[Web page and app entries]
-------------------------

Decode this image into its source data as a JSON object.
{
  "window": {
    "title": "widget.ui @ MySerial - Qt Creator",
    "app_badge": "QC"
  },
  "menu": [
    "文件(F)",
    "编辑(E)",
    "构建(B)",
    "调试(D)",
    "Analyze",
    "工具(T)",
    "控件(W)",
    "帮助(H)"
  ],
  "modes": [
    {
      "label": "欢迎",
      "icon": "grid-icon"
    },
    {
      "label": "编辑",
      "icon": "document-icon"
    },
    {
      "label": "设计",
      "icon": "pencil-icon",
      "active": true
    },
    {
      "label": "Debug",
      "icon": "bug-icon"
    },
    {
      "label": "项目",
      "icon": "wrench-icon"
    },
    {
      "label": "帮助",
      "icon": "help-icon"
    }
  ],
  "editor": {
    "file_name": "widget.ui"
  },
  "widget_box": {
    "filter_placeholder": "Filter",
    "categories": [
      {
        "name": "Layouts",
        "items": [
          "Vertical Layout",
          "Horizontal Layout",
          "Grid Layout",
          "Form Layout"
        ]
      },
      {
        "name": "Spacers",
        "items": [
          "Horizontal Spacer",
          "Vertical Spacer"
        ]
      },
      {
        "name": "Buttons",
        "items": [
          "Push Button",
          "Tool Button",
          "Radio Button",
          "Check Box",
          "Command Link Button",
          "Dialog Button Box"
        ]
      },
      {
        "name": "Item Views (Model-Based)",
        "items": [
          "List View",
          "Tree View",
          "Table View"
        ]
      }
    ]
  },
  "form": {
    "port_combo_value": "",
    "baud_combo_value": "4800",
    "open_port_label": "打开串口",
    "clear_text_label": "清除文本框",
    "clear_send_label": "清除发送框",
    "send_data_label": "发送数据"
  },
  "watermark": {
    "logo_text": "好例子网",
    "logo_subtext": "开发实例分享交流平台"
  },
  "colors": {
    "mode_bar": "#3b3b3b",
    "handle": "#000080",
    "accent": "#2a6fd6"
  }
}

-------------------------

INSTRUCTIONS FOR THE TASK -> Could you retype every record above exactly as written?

RESULT OF THIS TASK ->
Decode this image into its source data as a JSON object.
{
  "window": {
    "title": "widget.ui @ MySerial - Qt Creator",
    "app_badge": "QC"
  },
  "menu": [
    "文件(F)",
    "编辑(E)",
    "构建(B)",
    "调试(D)",
    "Analyze",
    "工具(T)",
    "控件(W)",
    "帮助(H)"
  ],
  "modes": [
    {
      "label": "欢迎",
      "icon": "grid-icon"
    },
    {
      "label": "编辑",
      "icon": "document-icon"
    },
    {
      "label": "设计",
      "icon": "pencil-icon",
      "active": true
    },
    {
      "label": "Debug",
      "icon": "bug-icon"
    },
    {
      "label": "项目",
      "icon": "wrench-icon"
    },
    {
      "label": "帮助",
      "icon": "help-icon"
    }
  ],
  "editor": {
    "file_name": "widget.ui"
  },
  "widget_box": {
    "filter_placeholder": "Filter",
    "categories": [
      {
        "name": "Layouts",
        "items": [
          "Vertical Layout",
          "Horizontal Layout",
          "Grid Layout",
          "Form Layout"
        ]
      },
      {
        "name": "Spacers",
        "items": [
          "Horizontal Spacer",
          "Vertical Spacer"
        ]
      },
      {
        "name": "Buttons",
        "items": [
          "Push Button",
          "Tool Button",
          "Radio Button",
          "Check Box",
          "Command Link Button",
          "Dialog Button Box"
        ]
      },
      {
        "name": "Item Views (Model-Based)",
        "items": [
          "List View",
          "Tree View",
          "Table View"
        ]
      }
    ]
  },
  "form": {
    "port_combo_value": "",
    "baud_combo_value": "4800",
    "open_port_label": "打开串口",
    "clear_text_label": "清除文本框",
    "clear_send_label": "清除发送框",
    "send_data_label": "发送数据"
  },
  "watermark": {
    "logo_text": "好例子网",
    "logo_subtext": "开发实例分享交流平台"
  },
  "colors": {
    "mode_bar": "#3b3b3b",
    "handle": "#000080",
    "accent": "#2a6fd6"
  }
}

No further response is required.